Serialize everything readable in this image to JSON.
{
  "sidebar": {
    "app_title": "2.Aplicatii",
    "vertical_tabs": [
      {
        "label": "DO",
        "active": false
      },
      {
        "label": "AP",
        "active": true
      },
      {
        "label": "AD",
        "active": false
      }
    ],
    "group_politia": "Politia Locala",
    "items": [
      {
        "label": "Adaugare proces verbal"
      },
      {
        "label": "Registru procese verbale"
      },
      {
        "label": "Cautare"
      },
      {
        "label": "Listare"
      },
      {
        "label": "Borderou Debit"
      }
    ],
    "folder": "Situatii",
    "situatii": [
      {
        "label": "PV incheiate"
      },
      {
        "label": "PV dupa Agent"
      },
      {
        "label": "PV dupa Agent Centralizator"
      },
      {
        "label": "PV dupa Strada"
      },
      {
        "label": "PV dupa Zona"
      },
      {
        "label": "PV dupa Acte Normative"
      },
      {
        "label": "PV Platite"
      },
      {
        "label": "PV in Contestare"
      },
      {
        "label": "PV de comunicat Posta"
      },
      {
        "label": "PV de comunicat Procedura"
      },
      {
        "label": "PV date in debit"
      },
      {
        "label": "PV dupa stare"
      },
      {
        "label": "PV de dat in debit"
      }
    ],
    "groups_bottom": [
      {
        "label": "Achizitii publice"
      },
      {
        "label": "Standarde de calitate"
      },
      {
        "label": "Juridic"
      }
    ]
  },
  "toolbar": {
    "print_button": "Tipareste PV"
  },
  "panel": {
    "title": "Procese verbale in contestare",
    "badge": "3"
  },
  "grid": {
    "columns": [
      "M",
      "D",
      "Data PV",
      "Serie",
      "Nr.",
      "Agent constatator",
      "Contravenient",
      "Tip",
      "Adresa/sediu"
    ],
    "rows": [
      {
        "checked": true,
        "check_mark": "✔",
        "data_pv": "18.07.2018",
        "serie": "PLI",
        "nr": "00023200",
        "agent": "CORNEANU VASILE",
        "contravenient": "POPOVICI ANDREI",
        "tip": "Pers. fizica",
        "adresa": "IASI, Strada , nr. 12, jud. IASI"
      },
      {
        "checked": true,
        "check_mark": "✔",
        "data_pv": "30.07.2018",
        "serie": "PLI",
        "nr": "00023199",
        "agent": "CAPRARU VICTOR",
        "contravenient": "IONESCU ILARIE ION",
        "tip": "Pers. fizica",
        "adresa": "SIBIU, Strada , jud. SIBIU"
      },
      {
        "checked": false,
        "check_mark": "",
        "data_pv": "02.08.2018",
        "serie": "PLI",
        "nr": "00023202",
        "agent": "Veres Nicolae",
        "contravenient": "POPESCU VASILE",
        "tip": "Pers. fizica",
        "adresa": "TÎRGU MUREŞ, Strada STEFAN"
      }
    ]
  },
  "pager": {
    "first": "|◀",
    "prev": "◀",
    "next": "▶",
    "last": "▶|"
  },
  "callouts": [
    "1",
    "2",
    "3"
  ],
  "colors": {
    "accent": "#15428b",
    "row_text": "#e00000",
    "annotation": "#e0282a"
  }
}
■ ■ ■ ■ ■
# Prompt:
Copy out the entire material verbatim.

# Final answer:
Serialize everything readable in this image to JSON.
{
  "sidebar": {
    "app_title": "2.Aplicatii",
    "vertical_tabs": [
      {
        "label": "DO",
        "active": false
      },
      {
        "label": "AP",
        "active": true
      },
      {
        "label": "AD",
        "active": false
      }
    ],
    "group_politia": "Politia Locala",
    "items": [
      {
        "label": "Adaugare proces verbal"
      },
      {
        "label": "Registru procese verbale"
      },
      {
        "label": "Cautare"
      },
      {
        "label": "Listare"
      },
      {
        "label": "Borderou Debit"
      }
    ],
    "folder": "Situatii",
    "situatii": [
      {
        "label": "PV incheiate"
      },
      {
        "label": "PV dupa Agent"
      },
      {
        "label": "PV dupa Agent Centralizator"
      },
      {
        "label": "PV dupa Strada"
      },
      {
        "label": "PV dupa Zona"
      },
      {
        "label": "PV dupa Acte Normative"
      },
      {
        "label": "PV Platite"
      },
      {
        "label": "PV in Contestare"
      },
      {
        "label": "PV de comunicat Posta"
      },
      {
        "label": "PV de comunicat Procedura"
      },
      {
        "label": "PV date in debit"
      },
      {
        "label": "PV dupa stare"
      },
      {
        "label": "PV de dat in debit"
      }
    ],
    "groups_bottom": [
      {
        "label": "Achizitii publice"
      },
      {
        "label": "Standarde de calitate"
      },
      {
        "label": "Juridic"
      }
    ]
  },
  "toolbar": {
    "print_button": "Tipareste PV"
  },
  "panel": {
    "title": "Procese verbale in contestare",
    "badge": "3"
  },
  "grid": {
    "columns": [
      "M",
      "D",
      "Data PV",
      "Serie",
      "Nr.",
      "Agent constatator",
      "Contravenient",
      "Tip",
      "Adresa/sediu"
    ],
    "rows": [
      {
        "checked": true,
        "check_mark": "✔",
        "data_pv": "18.07.2018",
        "serie": "PLI",
        "nr": "00023200",
        "agent": "CORNEANU VASILE",
        "contravenient": "POPOVICI ANDREI",
        "tip": "Pers. fizica",
        "adresa": "IASI, Strada , nr. 12, jud. IASI"
      },
      {
        "checked": true,
        "check_mark": "✔",
        "data_pv": "30.07.2018",
        "serie": "PLI",
        "nr": "00023199",
        "agent": "CAPRARU VICTOR",
        "contravenient": "IONESCU ILARIE ION",
        "tip": "Pers. fizica",
        "adresa": "SIBIU, Strada , jud. SIBIU"
      },
      {
        "checked": false,
        "check_mark": "",
        "data_pv": "02.08.2018",
        "serie": "PLI",
        "nr": "00023202",
        "agent": "Veres Nicolae",
        "contravenient": "POPESCU VASILE",
        "tip": "Pers. fizica",
        "adresa": "TÎRGU MUREŞ, Strada STEFAN"
      }
    ]
  },
  "pager": {
    "first": "|◀",
    "prev": "◀",
    "next": "▶",
    "last": "▶|"
  },
  "callouts": [
    "1",
    "2",
    "3"
  ],
  "colors": {
    "accent": "#15428b",
    "row_text": "#e00000",
    "annotation": "#e0282a"
  }
}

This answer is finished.